**About this exercise:** From the entries that follow, copy every line with the word "name".

**Extracted records:**
┌──
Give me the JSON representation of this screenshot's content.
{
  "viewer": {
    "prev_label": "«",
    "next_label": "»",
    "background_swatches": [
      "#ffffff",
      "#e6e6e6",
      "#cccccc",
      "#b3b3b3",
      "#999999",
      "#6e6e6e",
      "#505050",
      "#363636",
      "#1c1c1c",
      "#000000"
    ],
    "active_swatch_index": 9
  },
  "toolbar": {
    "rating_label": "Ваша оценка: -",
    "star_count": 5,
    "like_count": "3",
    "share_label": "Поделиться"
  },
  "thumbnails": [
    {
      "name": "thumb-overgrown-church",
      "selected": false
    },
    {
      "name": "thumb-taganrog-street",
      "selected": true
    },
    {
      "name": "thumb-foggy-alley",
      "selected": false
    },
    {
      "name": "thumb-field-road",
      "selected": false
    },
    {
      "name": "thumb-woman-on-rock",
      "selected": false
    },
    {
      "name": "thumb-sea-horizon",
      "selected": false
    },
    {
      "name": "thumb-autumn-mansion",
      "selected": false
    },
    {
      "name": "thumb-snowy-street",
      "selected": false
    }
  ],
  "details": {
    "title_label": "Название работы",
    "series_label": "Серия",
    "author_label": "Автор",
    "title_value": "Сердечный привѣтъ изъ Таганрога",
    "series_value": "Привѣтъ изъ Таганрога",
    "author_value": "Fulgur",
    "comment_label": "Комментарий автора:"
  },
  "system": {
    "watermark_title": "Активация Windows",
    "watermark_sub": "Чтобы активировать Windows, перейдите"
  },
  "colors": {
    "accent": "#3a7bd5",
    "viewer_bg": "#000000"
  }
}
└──
**Answer space:**
      "name": "thumb-overgrown-church",
      "name": "thumb-taganrog-street",
      "name": "thumb-foggy-alley",
      "name": "thumb-field-road",
      "name": "thumb-woman-on-rock",
      "name": "thumb-sea-horizon",
      "name": "thumb-autumn-mansion",
      "name": "thumb-snowy-street",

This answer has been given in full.